—Danna Faulds, author of the poetry collections Go In and In; One Soul; Prayers to the Infinite; and From Root to Bloom

When I took my first Kripalu Yoga class, it was like walking into a warm embrace. I was astounded that yoga could be so opening, loving, and compassionate. Kripalu gave me the freedom to explore my practice in a way I had never experienced before. For the first time, I felt safe enough to soften and relax all the judgment and tension I’d been unwittingly holding in my mind and body. It’s now eight years later, and my heart continually opens to this beloved practice.
—Janna Delgado, faculty member

The first time I came to Kripalu was for a monthlong yoga teacher training. Everywhere I went, I had such a familiar feeling, deep down. Even the smell of the place reminded me of something, something I had longed for without even knowing it. Now I know it was the yoga bringing me home. The simple focus of breath, the permission to be as I was, the idea of practice as inquiry rather than self-improvement opened doors that I hadn’t even known existed. Kripalu Yoga invited me to align with my true nature and continues to do so 11 years later.
—Cristie Newhart, teacher for R&R retreats and guest yoga

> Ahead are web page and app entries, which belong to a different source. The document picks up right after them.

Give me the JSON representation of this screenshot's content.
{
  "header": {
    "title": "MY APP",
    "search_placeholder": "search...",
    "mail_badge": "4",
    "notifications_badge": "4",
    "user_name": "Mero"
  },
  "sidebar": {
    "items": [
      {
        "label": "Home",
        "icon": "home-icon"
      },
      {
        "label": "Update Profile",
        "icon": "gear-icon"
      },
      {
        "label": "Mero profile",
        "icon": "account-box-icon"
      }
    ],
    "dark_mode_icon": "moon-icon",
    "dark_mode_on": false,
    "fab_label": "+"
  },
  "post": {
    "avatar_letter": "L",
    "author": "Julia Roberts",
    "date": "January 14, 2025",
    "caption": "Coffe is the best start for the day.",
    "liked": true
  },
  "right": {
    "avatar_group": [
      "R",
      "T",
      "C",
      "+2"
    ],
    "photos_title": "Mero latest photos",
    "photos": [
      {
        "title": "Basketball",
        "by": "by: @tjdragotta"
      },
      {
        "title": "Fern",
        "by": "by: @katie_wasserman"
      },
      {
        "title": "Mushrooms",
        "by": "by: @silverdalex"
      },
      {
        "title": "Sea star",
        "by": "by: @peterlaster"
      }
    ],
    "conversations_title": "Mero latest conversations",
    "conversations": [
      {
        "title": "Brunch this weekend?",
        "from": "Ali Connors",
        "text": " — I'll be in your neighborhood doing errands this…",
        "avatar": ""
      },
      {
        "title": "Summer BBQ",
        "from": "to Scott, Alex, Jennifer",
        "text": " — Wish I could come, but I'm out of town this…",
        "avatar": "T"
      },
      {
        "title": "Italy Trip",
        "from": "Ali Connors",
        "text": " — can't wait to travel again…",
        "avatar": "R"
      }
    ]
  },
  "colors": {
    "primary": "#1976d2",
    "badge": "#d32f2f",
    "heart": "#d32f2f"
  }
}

When I first came to Kripalu in 2004, all I knew about yoga was heat, fast pace, and 80 postures in 90 minutes. When I went to my first Kripalu Yoga class, I was shocked. Slow pace, no heat, and only 15 postures in 90 minutes. My body and nervous system felt soothed yet worked and, for the first time, I learned that yoga also involved my breath, mind, intuition, and heart. I was awakened to the inquiry of this beautiful tradition on and off the mat.
—Danny Arguetty, Kripalu Yoga teacher

Before I ever stepped foot on the Kripalu grounds, my brother, who had just spent a week there, called me and said, “Al, if you go to Kripalu, you won’t come back.” About six months later, I packed my bags and headed to the Berkshires to take the leap from yoga practitioner to yoga teacher, and to put my brother’s hypothesis to the test. I had no idea just how right it would prove to be. I was about to meet my longtime teacher, whose teachings would rock my practice, alter my life views, and completely unravel my understanding of myself. I was about to meet my future husband, who would join me on this ecstatic and terrifying journey of life. I was about to embark on a whole new career, weaving together several life passions. Eight years later, Kripalu is still at the hub of my life. When I park my car and walk across the breathtaking grounds, I sometimes find myself saying a silent thank you to this crucible that has helped me create a life that I love, one that I never could have imagined when I first heard my brother’s words.
—Allison Gemmel LaFramboise, Kripalu Yoga teacher and faculty member